Enforcement of orders
11.13A general principle is that foreign judgements have no legal effect as they are not recognised in a court. The parties will have to apply to a Chinese court for an order. However, Mainland China has signed about 30 judicial assistance agreements with foreign countries. A method to enforce a foreign court order is to send it through diplomatic channels to a lawyer agent. The lawyer will submit it to the Supreme Court, who will transfer it to the local court where the respondent lives. The local court will look at the order and check the procedural issues. For example was the respondent served fairly with the proceedings, was he represented in the foreign court, or did the foreign judicial process violate social and public order and morality? It is a public policy issue. The court does not review substantive issues.
Comments on Chinese family mediation
Role of mediators
11.14Mediators are to follow government policy and law. In theory mediation is only to take place with the consent of all parties.1138 Mediators are investigators and fact-finders.1139 The dispute is seen as a social phenomenon. The mediator educates the parties in the law. Article 5 of the Regulations includes a duty to:

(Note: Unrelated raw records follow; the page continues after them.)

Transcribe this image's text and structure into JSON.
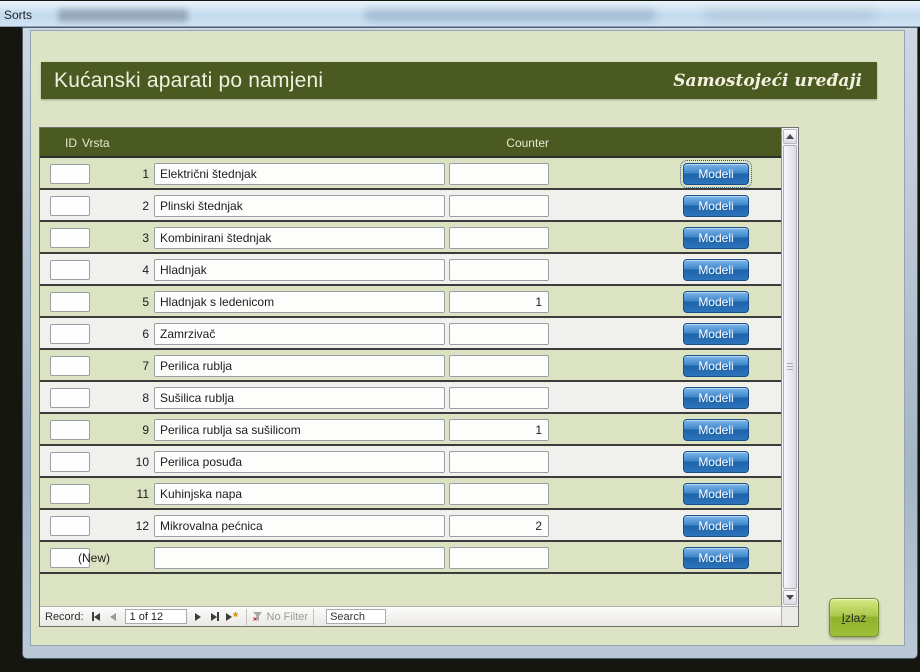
{
  "titlebar": {
    "app_label": "Sorts"
  },
  "banner": {
    "title": "Kućanski aparati po namjeni",
    "subtitle": "Samostojeći uređaji"
  },
  "table": {
    "columns": {
      "id": "ID",
      "vrsta": "Vrsta",
      "counter": "Counter"
    },
    "action_label": "Modeli",
    "rows": [
      {
        "id": "1",
        "vrsta": "Električni štednjak",
        "counter": ""
      },
      {
        "id": "2",
        "vrsta": "Plinski štednjak",
        "counter": ""
      },
      {
        "id": "3",
        "vrsta": "Kombinirani štednjak",
        "counter": ""
      },
      {
        "id": "4",
        "vrsta": "Hladnjak",
        "counter": ""
      },
      {
        "id": "5",
        "vrsta": "Hladnjak s ledenicom",
        "counter": "1"
      },
      {
        "id": "6",
        "vrsta": "Zamrzivač",
        "counter": ""
      },
      {
        "id": "7",
        "vrsta": "Perilica rublja",
        "counter": ""
      },
      {
        "id": "8",
        "vrsta": "Sušilica rublja",
        "counter": ""
      },
      {
        "id": "9",
        "vrsta": "Perilica rublja sa sušilicom",
        "counter": "1"
      },
      {
        "id": "10",
        "vrsta": "Perilica posuđa",
        "counter": ""
      },
      {
        "id": "11",
        "vrsta": "Kuhinjska napa",
        "counter": ""
      },
      {
        "id": "12",
        "vrsta": "Mikrovalna pećnica",
        "counter": "2"
      },
      {
        "id": "(New)",
        "vrsta": "",
        "counter": ""
      }
    ]
  },
  "record_nav": {
    "label": "Record:",
    "position": "1 of 12",
    "no_filter_label": "No Filter",
    "search_placeholder": "Search"
  },
  "exit_button": {
    "label": "Izlaz"
  },
  "colors": {
    "banner-bg": "#4a5a21",
    "form-bg": "#dde4c6",
    "row-green": "#dbe3c2",
    "row-white": "#f0f0ec",
    "action-blue": "#1e64ab",
    "exit-green": "#8fb32c"
  }
}
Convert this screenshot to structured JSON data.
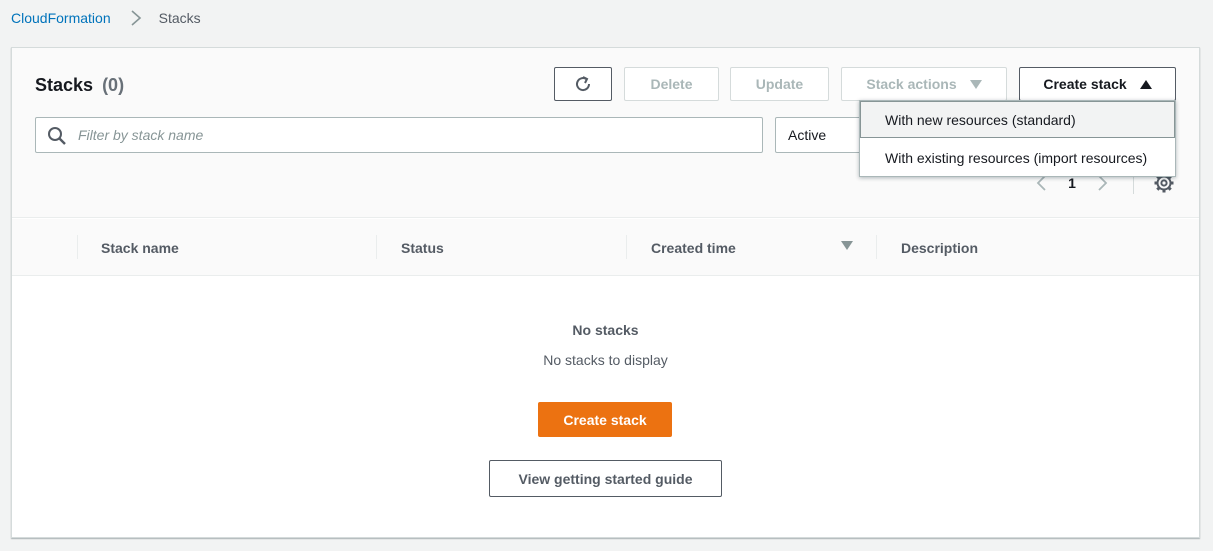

“disseminate through mediation such legal information as the law, statutes, rules, regulations and policies of the state and to educate people on the observation of law and order and the respect of social morality.”
11.15The mediator can criticise or praise as one of their functions is the correction of problem producing behaviour. Mediation was promoted by Mao’s theory of non-antagonistic contradictions1140 which saw mediation as the acceptable method of handling contradictions among the people. Cohen recognised that mediators in China could “mobilize such strong political, economic, social and moral pressure upon one or both parties as to see little option but that of ‘voluntary’ acquiescence.”1141
Voluntary or coercive
11.16Clarke stated that:
“Chinese and Western commentators are aware of evidence that mediators often pressure or even coerce parties to accept a suggested settlement but this phenomenon is seen as aberrational and generally
1138 Article 6 of the Regulations governing the organisation of people’s mediation committees, promulgated by the State Council on 17 June 1989.
1139 Cloke, “Politics and Values in Mediation; The Chinese Experience”, reference mislaid.
1140 These occur between parties with fundamentally identical interests, i.e. the people.
1141 Cohen, “Chinese Mediation on the eve of modernisation”. 54 California Law Review 1201 (1966).